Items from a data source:
:::

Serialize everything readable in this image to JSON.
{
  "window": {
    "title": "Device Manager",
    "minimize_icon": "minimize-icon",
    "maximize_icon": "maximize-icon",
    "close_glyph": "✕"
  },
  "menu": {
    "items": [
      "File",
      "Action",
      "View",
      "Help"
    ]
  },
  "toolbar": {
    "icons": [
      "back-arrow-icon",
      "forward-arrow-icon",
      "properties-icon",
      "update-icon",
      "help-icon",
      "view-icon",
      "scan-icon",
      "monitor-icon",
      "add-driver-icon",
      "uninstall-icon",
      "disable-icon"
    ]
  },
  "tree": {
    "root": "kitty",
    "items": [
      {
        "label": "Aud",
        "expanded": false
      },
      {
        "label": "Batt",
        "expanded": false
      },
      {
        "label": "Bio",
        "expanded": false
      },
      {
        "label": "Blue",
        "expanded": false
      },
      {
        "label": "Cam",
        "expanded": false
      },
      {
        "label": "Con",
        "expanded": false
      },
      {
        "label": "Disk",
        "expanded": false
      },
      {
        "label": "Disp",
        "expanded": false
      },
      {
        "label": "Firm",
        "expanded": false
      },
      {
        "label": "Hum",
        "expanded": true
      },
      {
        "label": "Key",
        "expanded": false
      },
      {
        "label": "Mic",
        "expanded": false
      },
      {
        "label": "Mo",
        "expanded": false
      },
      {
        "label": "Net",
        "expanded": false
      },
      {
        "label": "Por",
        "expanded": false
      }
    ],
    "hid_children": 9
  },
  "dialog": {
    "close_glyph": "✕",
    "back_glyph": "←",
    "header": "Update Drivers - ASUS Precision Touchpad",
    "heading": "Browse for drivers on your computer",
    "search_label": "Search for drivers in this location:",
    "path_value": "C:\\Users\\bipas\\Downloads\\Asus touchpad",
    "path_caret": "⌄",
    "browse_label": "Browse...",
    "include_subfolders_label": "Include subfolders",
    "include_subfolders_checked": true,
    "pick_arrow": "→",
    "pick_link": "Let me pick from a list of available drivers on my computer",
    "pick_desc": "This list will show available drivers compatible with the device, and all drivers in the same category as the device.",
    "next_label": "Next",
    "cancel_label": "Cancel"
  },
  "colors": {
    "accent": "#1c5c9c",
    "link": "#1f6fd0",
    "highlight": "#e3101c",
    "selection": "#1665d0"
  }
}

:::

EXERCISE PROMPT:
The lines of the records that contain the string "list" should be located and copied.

ANSWER SECTION:
    "pick_link": "Let me pick from a list of available drivers on my computer",
    "pick_desc": "This list will show available drivers compatible with the device, and all drivers in the same category as the device.",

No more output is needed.